In September GAATW-IS staff visited several organisations in the states of Jharkhand, Odisha, and Chhattisgarh in India to learn about the work they are doing as part of the ILO Work in Freedom (WiF) Project and to determine how best we can support them.

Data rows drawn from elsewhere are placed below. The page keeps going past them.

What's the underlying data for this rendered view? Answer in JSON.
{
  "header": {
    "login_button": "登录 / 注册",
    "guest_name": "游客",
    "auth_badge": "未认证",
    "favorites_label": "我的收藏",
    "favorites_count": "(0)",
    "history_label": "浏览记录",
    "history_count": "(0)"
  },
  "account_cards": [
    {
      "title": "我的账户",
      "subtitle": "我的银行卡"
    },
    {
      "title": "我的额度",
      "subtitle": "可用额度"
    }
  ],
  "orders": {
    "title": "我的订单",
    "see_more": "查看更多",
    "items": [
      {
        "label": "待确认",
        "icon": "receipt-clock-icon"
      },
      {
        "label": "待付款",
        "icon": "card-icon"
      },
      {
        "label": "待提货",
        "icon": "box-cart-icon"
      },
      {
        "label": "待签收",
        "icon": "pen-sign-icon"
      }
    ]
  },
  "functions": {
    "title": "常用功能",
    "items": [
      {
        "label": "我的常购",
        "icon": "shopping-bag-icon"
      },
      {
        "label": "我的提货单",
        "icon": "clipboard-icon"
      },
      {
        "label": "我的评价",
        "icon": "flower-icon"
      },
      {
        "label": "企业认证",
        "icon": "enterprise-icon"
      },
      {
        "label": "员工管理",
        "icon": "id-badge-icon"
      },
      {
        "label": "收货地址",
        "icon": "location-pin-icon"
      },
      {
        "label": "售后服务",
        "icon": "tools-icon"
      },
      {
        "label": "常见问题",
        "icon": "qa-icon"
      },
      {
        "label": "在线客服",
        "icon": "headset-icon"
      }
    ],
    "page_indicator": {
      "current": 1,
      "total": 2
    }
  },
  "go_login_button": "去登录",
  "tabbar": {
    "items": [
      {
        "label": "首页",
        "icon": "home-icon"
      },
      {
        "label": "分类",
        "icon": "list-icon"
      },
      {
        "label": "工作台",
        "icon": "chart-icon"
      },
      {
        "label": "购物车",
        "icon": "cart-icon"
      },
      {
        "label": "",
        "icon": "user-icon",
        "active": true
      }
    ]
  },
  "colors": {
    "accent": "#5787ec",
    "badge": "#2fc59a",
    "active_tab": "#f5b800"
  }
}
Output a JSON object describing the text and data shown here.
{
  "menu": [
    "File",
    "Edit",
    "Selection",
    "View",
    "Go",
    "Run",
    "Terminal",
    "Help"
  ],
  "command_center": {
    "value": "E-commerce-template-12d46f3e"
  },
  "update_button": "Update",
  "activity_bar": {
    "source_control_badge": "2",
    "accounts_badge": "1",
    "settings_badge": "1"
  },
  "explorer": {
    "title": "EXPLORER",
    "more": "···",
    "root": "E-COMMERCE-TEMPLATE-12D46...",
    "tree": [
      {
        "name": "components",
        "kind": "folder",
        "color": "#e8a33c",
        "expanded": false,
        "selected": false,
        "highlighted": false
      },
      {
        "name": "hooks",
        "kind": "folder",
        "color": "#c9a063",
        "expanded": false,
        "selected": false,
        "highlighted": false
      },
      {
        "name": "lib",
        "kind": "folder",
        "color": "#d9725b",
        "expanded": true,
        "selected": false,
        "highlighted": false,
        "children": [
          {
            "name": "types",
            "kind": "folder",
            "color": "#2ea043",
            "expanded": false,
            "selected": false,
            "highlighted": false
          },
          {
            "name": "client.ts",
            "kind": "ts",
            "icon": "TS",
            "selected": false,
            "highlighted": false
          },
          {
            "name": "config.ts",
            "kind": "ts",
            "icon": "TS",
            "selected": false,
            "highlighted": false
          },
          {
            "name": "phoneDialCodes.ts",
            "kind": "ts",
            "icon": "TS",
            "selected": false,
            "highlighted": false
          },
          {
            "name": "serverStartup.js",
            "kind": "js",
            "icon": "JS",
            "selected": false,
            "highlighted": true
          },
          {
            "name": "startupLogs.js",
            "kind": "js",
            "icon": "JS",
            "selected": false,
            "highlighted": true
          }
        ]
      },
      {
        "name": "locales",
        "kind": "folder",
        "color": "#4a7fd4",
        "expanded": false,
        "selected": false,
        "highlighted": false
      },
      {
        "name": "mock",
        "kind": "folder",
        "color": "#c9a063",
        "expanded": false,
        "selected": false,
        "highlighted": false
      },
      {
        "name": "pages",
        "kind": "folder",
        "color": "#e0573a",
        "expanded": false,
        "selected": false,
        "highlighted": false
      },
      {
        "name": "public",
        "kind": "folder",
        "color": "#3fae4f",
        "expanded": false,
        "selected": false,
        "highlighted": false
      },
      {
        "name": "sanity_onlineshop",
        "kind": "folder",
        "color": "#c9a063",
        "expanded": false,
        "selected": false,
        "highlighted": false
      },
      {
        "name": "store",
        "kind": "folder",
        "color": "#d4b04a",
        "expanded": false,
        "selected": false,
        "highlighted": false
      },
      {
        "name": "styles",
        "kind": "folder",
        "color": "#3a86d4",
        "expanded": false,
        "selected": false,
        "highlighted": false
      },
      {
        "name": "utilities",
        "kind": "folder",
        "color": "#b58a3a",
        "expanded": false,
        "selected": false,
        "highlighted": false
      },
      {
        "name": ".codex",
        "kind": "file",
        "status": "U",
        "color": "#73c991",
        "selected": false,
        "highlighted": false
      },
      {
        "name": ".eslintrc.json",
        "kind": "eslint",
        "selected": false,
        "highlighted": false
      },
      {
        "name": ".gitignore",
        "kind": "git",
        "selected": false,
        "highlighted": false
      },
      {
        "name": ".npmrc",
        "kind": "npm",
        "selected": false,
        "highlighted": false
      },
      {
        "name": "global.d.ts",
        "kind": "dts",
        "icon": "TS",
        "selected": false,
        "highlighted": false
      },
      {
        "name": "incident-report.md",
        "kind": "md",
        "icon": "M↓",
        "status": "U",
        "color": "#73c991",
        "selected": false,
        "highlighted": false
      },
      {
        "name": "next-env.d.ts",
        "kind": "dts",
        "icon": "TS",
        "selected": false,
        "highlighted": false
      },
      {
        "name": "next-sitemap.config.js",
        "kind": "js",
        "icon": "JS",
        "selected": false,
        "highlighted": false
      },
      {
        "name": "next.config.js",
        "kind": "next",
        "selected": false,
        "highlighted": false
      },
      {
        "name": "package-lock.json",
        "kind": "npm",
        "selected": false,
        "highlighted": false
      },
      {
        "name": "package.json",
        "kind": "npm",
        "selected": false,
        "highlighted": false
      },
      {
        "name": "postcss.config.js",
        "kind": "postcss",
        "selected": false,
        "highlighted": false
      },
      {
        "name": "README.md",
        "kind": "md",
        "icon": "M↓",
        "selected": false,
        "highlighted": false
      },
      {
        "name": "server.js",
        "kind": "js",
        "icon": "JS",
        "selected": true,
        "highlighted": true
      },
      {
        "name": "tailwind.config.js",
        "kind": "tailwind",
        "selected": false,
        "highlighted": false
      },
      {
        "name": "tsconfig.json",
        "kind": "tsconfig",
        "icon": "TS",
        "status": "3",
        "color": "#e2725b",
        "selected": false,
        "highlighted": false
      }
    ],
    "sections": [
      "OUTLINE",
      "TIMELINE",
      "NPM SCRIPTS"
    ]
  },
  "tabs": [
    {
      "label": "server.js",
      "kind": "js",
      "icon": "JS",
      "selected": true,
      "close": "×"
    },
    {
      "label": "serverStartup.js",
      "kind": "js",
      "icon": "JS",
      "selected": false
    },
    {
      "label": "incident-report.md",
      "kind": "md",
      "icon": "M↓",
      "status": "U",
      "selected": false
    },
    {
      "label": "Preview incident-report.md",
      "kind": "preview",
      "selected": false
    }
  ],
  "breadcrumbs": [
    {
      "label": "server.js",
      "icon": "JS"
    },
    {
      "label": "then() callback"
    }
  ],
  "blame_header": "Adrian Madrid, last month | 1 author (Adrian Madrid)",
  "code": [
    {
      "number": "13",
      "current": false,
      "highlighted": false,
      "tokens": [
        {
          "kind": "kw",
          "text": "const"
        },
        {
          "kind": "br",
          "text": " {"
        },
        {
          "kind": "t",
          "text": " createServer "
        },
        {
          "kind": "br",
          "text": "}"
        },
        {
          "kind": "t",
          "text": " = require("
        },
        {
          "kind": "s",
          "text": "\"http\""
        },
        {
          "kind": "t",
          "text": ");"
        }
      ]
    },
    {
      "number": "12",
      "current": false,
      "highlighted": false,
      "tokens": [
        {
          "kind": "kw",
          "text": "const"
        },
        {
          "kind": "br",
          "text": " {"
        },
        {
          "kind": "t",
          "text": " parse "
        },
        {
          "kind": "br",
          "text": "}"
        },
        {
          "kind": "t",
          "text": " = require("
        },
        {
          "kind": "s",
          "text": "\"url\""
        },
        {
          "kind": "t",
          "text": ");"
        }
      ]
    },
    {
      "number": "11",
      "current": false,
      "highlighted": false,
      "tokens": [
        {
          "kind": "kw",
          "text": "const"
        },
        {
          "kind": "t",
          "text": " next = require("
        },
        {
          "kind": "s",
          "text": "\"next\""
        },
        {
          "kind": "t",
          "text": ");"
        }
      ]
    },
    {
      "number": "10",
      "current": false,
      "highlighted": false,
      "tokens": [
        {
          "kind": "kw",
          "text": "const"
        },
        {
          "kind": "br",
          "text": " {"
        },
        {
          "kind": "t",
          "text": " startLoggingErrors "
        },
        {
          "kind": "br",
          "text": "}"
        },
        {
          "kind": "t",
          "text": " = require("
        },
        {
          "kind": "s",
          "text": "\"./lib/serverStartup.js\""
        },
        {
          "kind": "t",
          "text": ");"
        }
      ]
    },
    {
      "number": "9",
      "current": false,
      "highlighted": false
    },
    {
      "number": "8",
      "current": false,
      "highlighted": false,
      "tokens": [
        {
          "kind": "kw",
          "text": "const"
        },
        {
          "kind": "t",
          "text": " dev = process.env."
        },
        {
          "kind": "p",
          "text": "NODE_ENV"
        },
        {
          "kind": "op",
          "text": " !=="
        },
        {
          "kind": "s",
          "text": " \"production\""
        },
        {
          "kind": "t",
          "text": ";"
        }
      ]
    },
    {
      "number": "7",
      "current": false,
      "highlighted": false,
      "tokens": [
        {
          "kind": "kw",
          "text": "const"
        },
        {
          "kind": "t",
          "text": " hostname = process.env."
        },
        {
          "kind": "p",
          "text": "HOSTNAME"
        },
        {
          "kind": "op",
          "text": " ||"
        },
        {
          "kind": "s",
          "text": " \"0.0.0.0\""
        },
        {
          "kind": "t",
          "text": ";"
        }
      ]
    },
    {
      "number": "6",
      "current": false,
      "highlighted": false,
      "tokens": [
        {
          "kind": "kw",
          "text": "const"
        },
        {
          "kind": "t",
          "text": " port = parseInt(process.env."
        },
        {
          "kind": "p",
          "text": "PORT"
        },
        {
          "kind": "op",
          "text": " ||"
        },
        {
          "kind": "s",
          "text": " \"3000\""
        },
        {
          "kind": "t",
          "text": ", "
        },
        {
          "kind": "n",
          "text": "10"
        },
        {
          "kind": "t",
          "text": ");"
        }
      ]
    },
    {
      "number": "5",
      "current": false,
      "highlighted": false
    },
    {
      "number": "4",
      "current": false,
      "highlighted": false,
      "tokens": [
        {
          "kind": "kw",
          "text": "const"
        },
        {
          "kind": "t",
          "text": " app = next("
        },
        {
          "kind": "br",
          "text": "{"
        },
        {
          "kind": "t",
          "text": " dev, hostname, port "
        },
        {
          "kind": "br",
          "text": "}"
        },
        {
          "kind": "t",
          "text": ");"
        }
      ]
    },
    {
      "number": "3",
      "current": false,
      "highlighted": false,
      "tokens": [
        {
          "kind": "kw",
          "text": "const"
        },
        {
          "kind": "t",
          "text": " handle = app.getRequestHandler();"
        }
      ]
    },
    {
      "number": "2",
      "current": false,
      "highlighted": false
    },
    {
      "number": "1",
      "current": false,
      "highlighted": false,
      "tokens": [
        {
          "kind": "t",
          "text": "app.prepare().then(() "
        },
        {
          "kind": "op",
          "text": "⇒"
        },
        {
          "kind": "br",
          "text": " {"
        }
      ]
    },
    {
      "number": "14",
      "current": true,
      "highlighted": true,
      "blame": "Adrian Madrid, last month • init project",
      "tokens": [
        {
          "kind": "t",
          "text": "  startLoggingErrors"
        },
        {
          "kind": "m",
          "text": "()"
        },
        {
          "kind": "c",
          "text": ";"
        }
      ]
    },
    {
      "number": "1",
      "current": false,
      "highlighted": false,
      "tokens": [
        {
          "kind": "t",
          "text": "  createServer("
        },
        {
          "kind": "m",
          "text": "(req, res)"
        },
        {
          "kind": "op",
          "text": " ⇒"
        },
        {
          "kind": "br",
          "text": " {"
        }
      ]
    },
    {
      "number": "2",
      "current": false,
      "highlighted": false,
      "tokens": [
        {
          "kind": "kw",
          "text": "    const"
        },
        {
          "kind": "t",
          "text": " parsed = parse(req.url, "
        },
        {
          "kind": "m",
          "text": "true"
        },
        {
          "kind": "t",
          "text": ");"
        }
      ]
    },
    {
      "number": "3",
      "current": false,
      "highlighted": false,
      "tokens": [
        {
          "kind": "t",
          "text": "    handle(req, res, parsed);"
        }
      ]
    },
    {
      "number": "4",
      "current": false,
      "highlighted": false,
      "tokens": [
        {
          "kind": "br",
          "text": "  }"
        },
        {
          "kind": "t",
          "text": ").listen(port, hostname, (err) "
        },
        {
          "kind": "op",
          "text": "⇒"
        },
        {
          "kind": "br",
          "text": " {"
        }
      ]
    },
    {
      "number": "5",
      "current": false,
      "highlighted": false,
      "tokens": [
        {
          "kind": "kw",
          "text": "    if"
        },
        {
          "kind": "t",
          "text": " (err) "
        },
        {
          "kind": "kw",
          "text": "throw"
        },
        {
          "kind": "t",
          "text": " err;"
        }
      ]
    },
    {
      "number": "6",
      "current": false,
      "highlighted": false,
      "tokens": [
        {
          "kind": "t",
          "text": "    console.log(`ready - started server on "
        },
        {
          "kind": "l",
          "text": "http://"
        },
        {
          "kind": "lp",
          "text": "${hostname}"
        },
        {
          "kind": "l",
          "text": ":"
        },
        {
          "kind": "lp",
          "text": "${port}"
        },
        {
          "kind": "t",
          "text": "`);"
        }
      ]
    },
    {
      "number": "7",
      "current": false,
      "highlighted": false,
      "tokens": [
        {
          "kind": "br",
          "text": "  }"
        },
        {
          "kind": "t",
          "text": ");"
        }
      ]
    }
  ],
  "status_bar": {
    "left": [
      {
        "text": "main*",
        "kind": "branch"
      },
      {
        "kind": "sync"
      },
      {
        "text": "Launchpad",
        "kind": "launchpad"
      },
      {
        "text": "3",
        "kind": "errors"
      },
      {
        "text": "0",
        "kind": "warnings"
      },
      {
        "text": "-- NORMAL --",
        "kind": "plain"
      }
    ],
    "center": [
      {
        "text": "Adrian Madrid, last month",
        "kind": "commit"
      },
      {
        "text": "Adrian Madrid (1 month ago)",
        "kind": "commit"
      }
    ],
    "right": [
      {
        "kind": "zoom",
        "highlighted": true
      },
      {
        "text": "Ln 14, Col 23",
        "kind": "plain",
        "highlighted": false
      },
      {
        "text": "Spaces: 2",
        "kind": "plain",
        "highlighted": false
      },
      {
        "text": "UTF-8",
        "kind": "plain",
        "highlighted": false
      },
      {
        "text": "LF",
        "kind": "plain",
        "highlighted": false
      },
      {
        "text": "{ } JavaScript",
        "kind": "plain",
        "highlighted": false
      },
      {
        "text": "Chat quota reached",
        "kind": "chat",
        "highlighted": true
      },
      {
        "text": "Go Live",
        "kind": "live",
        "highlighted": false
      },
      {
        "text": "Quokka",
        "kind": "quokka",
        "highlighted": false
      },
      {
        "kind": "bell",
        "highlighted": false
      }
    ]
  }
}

The organisations we visited focus on enhancing the capacity of community mobilisers, connecting women and adolescent girls with livelihood programmes in order to reduce distress migration, as well as unionising women in order to strengthen their awareness and negotiating ability. We conducted a training for community mobilisers so they can lead community-level meetings with the target group to provide them with information about safe migration and ensure support for girls and women who migrate, both in the origin and in the destination state. The goal is that women from villages are empowered and become leaders so that they become self-reliant and are not dependent on NGOs for support. The community mobilizers are seen by all organizations as the frontline workers. These organizations try to work with the Government to implement change, where they attempt to liasion with state rural livelihood missions and skill development missions to link families with income generation scheme, and skill building opportunities.
In Odisha, we met NGOs that are focused on unionising potential migrant women. In Cuttack, there is an active and vocal union of 1225 domestic workers and 60 construction workers who have been successful in understanding their rights and battling for them like non-payment of wages, being ill-treated, etc. In Kandhamal, we met another union of potential migrants who have been in the union for a year but do not yet consider it an important voice and do not yet understand the implications of being unionised. Nevertheless, this reiterated for us the beneficial impact of unionisation as in Cuttack women clearly understood their rights and were able to articulate their need of being respect for their work, adequate wages, and worker benefits like pension and education for their children.
This visit has enabled us to explore how we can play a greater role in both capacity building and furthering the advocacy agenda of Work in Freedom’s partner organisations as well as learn about the socio-political and economic structure in the three states in the context of safe migration and trafficking.